# [About this exercise]
Write out the whole listing exactly.

# [Excerpted data]

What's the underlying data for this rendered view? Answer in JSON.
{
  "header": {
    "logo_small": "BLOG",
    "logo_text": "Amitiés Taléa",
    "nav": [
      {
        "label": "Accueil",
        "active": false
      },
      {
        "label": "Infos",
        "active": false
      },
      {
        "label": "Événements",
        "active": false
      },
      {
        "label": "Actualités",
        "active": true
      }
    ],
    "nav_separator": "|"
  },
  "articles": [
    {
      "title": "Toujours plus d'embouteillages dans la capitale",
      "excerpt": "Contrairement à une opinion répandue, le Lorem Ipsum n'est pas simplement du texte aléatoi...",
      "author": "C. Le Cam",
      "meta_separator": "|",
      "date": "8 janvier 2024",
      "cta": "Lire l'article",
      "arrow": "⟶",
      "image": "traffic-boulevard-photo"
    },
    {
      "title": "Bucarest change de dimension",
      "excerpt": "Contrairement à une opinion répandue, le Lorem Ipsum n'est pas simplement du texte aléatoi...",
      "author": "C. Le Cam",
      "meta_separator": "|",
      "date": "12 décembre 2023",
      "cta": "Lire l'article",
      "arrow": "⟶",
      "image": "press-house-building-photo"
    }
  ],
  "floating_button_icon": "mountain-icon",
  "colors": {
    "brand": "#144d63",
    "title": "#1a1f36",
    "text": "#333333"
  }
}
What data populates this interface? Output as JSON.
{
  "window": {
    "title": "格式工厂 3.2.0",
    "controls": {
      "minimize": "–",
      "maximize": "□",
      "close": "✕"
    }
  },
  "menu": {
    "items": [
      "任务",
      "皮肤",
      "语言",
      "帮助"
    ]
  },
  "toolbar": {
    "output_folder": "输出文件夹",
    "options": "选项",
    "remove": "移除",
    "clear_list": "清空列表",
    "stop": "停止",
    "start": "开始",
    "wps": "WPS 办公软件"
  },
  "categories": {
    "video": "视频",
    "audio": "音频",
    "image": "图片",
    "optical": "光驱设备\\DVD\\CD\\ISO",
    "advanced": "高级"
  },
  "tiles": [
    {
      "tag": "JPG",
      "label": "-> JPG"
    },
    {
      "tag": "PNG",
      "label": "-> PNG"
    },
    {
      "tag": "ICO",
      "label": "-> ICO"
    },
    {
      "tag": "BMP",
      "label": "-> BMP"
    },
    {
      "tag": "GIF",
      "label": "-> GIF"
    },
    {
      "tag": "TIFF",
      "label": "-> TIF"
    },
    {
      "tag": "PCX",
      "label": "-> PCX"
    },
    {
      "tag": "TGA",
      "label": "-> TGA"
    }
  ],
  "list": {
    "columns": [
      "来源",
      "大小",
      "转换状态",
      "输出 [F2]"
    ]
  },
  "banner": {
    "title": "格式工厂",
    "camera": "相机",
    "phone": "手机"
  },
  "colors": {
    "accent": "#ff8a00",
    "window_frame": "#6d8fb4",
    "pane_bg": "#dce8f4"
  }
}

# [Solved exercise]
What's the underlying data for this rendered view? Answer in JSON.
{
  "header": {
    "logo_small": "BLOG",
    "logo_text": "Amitiés Taléa",
    "nav": [
      {
        "label": "Accueil",
        "active": false
      },
      {
        "label": "Infos",
        "active": false
      },
      {
        "label": "Événements",
        "active": false
      },
      {
        "label": "Actualités",
        "active": true
      }
    ],
    "nav_separator": "|"
  },
  "articles": [
    {
      "title": "Toujours plus d'embouteillages dans la capitale",
      "excerpt": "Contrairement à une opinion répandue, le Lorem Ipsum n'est pas simplement du texte aléatoi...",
      "author": "C. Le Cam",
      "meta_separator": "|",
      "date": "8 janvier 2024",
      "cta": "Lire l'article",
      "arrow": "⟶",
      "image": "traffic-boulevard-photo"
    },
    {
      "title": "Bucarest change de dimension",
      "excerpt": "Contrairement à une opinion répandue, le Lorem Ipsum n'est pas simplement du texte aléatoi...",
      "author": "C. Le Cam",
      "meta_separator": "|",
      "date": "12 décembre 2023",
      "cta": "Lire l'article",
      "arrow": "⟶",
      "image": "press-house-building-photo"
    }
  ],
  "floating_button_icon": "mountain-icon",
  "colors": {
    "brand": "#144d63",
    "title": "#1a1f36",
    "text": "#333333"
  }
}
What data populates this interface? Output as JSON.
{
  "window": {
    "title": "格式工厂 3.2.0",
    "controls": {
      "minimize": "–",
      "maximize": "□",
      "close": "✕"
    }
  },
  "menu": {
    "items": [
      "任务",
      "皮肤",
      "语言",
      "帮助"
    ]
  },
  "toolbar": {
    "output_folder": "输出文件夹",
    "options": "选项",
    "remove": "移除",
    "clear_list": "清空列表",
    "stop": "停止",
    "start": "开始",
    "wps": "WPS 办公软件"
  },
  "categories": {
    "video": "视频",
    "audio": "音频",
    "image": "图片",
    "optical": "光驱设备\\DVD\\CD\\ISO",
    "advanced": "高级"
  },
  "tiles": [
    {
      "tag": "JPG",
      "label": "-> JPG"
    },
    {
      "tag": "PNG",
      "label": "-> PNG"
    },
    {
      "tag": "ICO",
      "label": "-> ICO"
    },
    {
      "tag": "BMP",
      "label": "-> BMP"
    },
    {
      "tag": "GIF",
      "label": "-> GIF"
    },
    {
      "tag": "TIFF",
      "label": "-> TIF"
    },
    {
      "tag": "PCX",
      "label": "-> PCX"
    },
    {
      "tag": "TGA",
      "label": "-> TGA"
    }
  ],
  "list": {
    "columns": [
      "来源",
      "大小",
      "转换状态",
      "输出 [F2]"
    ]
  },
  "banner": {
    "title": "格式工厂",
    "camera": "相机",
    "phone": "手机"
  },
  "colors": {
    "accent": "#ff8a00",
    "window_frame": "#6d8fb4",
    "pane_bg": "#dce8f4"
  }
}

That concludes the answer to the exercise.